The major trailheads will be at County Road 81 on the north end of the channel and at 52nd Avenue West near West Fargo. The trails will run the entire length of the channel, from the diversion inlet structure to the outlet.

Discussions between the Diversion Authority and city park officials in Fargo, West Fargo and Horace as well as the North Dakota Department of Parks and Recreation are in the early stages, Paulsen said.

“Right now we’ve been having some very high-level discussions with the state and MetroCOG,” Paulsen said. The project needs a forceful champion to bring people together and drive the effort.

“You need to have some sort of a government entity that goes after funding,” he said.

Fargo Mayor Tim Mahoney strongly supports a greenway project along the diversion path, which he said would provide a recreational amenity that will help the metro area attract visitors and residents.

“We think it would help make Fargo an attractive place to live and work,” he said. “Just think of the ability to get on a bike and ride 30 miles unimpeded by traffic.”

Mahoney hopes federal money could help support the project. “There’s a variety of things we can do if we get federal money,” the mayor said.

MetroCOG last year cited a “very preliminary” $53 million construction estimate for 11 recreational sites along the 30-mile diversion channel. It pegged the costs of building trails at $320,000 in the short term and $15.3 million over the long term, mostly for paving.

Local officials hope the North Dakota Parks and Recreation Department will become a greenway park partner. One challenge for the state park system is the maintenance obligations they have for existing parks, Mahoney said.

This sketch shows a proposed greenway that would follow the 30-mile flood diversion channel as it skirts the Fargo-Moorhead area, potentially enabling year-round outdoor recreation activities, including cross-country skiing, ice skating and snowmobiling in winter.
This sketch shows a proposed greenway that would follow the 30-mile flood diversion channel as it skirts the Fargo-Moorhead area, potentially enabling year-round outdoor recreation activities, including cross-country skiing, ice skating and snowmobiling in winter.

Sen. Tim Mathern, D-Fargo, has been pushing for a greenway to accompany the diversion.

“We have many people in Fargo-Moorhead who aren’t able to get out to these wonderful state parks that we have,” he said.

Fargo and West Fargo provide a huge economic engine for the state, and the state should provide outdoor recreational amenities for residents of the state’s most populous metropolitan area, Mathern said.

“It’s the economy of Fargo-Moorhead that supports the entire state,” he said. “We have this rich opportunity now of this land that essentially would not have become available without this diversion.”

The diversion has come with negative consequences for property owners whose land is needed for the project, so it would be nice to see benefits from the project in addition to flood control that only will be needed occasionally, Mathern said.

“I think a state park offers that possibility,” he said.

West Fargo Mayor Bernie Dardis said a crucial factor will be the budget for operations and maintenance of the diversion.

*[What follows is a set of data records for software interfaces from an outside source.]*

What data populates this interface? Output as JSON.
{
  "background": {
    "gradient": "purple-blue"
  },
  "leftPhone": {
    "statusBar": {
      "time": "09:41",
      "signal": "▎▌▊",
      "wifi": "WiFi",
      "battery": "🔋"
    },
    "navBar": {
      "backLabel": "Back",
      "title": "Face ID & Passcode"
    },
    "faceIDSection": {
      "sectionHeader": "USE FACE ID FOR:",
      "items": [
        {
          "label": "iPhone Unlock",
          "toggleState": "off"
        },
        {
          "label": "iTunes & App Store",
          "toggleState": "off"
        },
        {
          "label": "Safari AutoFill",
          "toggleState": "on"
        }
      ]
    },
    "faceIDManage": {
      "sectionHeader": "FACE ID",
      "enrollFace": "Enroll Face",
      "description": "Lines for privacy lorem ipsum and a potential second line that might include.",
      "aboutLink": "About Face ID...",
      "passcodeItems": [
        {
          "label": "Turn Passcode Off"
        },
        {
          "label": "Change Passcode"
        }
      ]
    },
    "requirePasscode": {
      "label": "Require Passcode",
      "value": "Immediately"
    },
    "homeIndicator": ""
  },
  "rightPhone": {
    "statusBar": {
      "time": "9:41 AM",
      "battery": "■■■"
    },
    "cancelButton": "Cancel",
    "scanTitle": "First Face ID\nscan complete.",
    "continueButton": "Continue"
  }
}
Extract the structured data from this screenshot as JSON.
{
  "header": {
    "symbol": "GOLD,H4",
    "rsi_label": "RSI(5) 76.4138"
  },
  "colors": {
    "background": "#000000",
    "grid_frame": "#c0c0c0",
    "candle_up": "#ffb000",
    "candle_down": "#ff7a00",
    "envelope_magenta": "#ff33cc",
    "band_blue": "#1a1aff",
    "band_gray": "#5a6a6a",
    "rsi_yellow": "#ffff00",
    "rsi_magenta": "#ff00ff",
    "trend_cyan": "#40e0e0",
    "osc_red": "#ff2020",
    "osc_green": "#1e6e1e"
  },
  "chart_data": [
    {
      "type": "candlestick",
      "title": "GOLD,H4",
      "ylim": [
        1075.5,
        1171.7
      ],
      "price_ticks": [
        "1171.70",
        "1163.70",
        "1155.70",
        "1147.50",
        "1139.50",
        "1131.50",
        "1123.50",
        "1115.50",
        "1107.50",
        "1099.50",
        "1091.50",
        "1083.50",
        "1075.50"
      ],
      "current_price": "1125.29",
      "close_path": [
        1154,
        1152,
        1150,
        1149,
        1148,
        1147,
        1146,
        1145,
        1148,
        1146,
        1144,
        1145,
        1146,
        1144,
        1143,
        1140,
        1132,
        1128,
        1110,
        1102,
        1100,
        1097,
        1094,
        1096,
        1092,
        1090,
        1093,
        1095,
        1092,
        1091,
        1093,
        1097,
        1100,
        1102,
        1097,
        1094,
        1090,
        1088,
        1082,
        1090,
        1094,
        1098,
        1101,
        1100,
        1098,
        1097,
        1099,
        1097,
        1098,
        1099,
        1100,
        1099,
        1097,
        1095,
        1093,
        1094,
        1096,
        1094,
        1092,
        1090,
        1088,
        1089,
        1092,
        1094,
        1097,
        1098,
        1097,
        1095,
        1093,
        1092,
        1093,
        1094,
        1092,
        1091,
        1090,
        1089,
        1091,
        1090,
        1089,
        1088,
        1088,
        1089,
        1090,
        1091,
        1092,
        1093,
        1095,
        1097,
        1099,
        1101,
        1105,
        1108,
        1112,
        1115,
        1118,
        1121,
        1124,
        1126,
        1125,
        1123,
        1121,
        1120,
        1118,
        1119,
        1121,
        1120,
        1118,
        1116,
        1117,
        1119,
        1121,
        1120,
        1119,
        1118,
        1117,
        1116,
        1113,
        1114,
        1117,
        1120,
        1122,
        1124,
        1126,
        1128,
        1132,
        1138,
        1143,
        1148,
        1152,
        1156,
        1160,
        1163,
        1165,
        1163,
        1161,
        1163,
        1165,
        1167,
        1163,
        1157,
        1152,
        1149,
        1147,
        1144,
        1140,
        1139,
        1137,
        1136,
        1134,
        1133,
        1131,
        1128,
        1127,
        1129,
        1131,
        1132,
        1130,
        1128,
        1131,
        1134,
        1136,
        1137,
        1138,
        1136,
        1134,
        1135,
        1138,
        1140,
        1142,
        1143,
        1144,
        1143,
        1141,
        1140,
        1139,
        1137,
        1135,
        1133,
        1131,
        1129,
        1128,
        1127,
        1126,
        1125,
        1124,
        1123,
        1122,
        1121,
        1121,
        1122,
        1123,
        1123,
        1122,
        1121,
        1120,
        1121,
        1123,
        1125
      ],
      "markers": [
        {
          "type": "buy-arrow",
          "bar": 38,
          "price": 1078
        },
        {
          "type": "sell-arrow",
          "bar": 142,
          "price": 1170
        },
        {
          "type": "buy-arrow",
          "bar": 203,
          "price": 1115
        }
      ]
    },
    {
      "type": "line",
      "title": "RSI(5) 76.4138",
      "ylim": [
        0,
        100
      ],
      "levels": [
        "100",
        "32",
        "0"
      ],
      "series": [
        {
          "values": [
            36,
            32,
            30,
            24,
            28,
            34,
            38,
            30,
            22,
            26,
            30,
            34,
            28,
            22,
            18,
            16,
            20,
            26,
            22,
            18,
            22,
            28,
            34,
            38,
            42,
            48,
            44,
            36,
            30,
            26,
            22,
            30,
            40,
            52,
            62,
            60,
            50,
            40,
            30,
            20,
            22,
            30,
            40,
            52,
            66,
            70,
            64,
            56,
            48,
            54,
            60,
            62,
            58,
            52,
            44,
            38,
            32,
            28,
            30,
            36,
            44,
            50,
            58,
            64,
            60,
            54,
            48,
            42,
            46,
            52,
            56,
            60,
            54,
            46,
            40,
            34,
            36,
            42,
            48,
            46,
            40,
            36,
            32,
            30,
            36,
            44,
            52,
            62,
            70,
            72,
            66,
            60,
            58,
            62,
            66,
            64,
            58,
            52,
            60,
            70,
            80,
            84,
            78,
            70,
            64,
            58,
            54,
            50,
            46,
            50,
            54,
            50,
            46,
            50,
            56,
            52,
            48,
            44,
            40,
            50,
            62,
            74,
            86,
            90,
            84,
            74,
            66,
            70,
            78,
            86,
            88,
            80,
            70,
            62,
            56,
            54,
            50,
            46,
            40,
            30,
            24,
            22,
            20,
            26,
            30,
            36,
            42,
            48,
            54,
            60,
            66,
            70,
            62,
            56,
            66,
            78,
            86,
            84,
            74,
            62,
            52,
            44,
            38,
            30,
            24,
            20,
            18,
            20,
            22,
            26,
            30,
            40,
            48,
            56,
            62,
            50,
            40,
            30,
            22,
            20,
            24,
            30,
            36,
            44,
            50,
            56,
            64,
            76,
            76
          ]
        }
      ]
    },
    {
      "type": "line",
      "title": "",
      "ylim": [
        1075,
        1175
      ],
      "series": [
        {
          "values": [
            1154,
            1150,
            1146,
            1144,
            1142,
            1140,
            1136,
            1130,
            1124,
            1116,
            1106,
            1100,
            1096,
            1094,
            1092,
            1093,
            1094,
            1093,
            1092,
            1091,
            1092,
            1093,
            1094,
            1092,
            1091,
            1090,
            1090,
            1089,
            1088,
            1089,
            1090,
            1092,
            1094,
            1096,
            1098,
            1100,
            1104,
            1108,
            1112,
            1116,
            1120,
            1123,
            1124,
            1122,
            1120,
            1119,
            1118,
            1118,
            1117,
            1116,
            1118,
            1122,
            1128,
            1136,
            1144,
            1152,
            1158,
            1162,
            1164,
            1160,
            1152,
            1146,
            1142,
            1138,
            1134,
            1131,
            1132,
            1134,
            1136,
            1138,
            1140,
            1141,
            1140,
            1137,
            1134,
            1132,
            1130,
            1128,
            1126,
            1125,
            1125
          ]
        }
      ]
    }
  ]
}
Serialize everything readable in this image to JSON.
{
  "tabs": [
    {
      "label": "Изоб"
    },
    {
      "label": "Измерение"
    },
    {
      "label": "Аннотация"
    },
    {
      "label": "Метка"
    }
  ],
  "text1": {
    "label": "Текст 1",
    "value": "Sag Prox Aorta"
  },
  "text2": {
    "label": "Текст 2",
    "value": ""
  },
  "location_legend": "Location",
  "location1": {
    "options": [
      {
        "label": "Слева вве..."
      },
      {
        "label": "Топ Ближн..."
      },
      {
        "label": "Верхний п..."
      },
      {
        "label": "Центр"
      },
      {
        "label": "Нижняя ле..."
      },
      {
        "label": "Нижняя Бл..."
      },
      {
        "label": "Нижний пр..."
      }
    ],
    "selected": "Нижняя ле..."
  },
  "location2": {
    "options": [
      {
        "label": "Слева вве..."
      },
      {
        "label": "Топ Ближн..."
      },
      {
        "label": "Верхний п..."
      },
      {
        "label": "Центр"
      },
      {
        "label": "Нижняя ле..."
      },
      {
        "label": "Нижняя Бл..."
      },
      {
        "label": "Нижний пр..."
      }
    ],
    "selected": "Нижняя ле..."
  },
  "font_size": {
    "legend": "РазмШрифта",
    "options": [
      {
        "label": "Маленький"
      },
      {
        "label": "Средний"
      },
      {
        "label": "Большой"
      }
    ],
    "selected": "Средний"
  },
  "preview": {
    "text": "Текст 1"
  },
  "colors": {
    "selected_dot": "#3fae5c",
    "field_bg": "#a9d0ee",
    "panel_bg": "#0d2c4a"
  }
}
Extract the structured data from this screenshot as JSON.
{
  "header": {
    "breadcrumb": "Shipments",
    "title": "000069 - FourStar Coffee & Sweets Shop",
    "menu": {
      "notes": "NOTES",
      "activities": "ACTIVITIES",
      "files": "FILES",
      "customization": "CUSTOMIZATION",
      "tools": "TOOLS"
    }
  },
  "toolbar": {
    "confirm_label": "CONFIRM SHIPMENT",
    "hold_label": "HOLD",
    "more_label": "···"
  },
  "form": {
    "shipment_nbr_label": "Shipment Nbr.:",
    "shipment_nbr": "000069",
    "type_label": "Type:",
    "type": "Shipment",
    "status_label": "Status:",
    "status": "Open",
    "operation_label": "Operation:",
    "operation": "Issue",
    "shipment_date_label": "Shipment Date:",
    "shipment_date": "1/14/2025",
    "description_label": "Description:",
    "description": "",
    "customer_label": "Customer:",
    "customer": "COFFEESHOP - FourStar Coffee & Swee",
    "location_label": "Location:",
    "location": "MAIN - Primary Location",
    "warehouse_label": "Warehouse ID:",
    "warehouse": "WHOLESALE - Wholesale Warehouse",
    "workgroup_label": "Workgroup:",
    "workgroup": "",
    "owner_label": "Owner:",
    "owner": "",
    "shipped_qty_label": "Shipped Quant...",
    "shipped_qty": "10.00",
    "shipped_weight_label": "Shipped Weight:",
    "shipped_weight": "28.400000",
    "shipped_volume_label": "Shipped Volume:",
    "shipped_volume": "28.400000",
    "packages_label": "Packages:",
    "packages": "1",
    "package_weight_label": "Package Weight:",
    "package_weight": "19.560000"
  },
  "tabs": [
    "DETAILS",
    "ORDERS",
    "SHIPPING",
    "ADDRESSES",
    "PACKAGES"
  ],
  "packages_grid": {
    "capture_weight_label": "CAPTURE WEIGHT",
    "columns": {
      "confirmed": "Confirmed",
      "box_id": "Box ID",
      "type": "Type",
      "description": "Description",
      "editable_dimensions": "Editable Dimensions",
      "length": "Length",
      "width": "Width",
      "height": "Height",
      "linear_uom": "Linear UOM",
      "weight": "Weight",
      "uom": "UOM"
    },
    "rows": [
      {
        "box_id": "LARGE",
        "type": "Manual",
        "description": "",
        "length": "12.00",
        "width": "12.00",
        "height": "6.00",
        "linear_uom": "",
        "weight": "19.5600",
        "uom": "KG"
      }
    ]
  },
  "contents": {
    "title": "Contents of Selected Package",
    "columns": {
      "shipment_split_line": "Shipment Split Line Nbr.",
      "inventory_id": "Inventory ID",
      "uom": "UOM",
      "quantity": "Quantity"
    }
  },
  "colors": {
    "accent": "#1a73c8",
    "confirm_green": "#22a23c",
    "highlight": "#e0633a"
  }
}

He said he's had a brief discussion with Gov. Doug Burgum about the possibility of a state park along the diversion.

"There's discussion about it at this point," he said. "It's in a very early stage, but there's a lot of interest."

North Dakotans make an estimated 160,000 trips to Minnesota for outdoor recreation, according to the MetroCOG study. If a greenway recreation area could capture 20%, it would generate $100 million over 20 years, the study projected.

Work on the channel will start next spring and is expected to be substantially complete by 2027.